— M.K., Chicago , Ill.
A Your mechanical bank depicts a corrupt New York official in the 1880s, Boss Tweed. This is also known as the Tammany Bank, since the scandal involved Tammany Hall in New York. A bank similar to yours recently sold at auction for $300.
Q I would like to find out about this grandfather clock. It has always been in my husband’s family. It was made by the Colonial Mfg. Co. of Zeeland, Mich. It is approximately 84 inches tall. What would be the value for insurance purposes?
— M.B., Rockford, Mich.
A Your tall-case clock was made in the 1920s. Similar examples can sell for around $2,000.
Q This antique medicine bottle came from my grandmother. It is frosted and marked McKesson. What do you think the value is?
— B.A.P., Haleyville, Ala.
A Collectors of old medicine bottles would love your bottle. If it had the original stopper, the price would be higher. The company was founded in New York City in 1833 and was renamed McKesson & Robbins in 1853. So your bottle dates to some time between those dates. It could sell to a collector in its present
condition for $75.
Q I would appreciate any information on this all-wood safe I found in a carport, covered with a tarp.
— H.L.S., Tujunga, Calif.
A Safes for home and business use have been made in America since the 1820s in a variety of metals and wood. Yours appears to have been made in the late 19th century, judging by the legs and style. There are serious buyers and sellers on the Internet. Yours could sell for $500 or more.
Anne Gilbert is a nationally syndicated columnist, author of eight antiques and collectibles books, and is well known for her lectures to business and professional groups.

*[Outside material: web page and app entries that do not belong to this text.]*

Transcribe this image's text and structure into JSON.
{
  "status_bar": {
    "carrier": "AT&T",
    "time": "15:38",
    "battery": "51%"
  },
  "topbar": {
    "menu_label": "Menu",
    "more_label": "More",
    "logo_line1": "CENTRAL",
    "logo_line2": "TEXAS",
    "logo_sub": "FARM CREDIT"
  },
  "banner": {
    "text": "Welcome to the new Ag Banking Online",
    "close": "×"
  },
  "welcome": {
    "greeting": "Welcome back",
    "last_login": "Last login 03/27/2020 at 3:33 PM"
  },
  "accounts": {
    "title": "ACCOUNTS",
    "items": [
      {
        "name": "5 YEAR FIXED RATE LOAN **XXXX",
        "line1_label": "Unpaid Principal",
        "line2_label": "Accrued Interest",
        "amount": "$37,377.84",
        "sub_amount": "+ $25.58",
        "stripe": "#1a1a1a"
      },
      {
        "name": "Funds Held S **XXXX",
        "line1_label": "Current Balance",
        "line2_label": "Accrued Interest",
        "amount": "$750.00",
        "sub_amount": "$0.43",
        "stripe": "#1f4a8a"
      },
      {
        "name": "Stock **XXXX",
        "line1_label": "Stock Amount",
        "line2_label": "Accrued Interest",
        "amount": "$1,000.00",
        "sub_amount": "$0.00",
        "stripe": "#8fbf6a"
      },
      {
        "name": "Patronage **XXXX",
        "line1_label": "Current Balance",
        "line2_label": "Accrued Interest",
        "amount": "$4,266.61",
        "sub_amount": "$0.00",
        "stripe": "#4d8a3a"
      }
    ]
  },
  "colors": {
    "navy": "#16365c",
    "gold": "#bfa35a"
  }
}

She is a member of the Newspaper Features Council and Society of Illustrators. She can be reached via e-mail at Antique2@bellsouth.net.
“Ask Antique Trader” submission guidelines
You can send your questions to “Ask Antique Trader” either by e-mail with attached digital images (preferred) or by regular mail with color prints (photos cannot be returned). In either case, be as detailed as possible regarding condition, dimensions and markings. As always, we’ll select the best examples to feature in our pages.
We love hearing from readers, so let us know what you like about Antique Trader and how we can improve the magazine. We cannot provide valuations of antiques and collectibles over the phone.
Ask Antique Trader
700 E. State St.
Iola, WI 54990-0001
Format: Save as jpeg or tiff
Resolution: 200 dpi or higher
Size: Original image must be a minimum of 4 inches wide and 4 inches deep.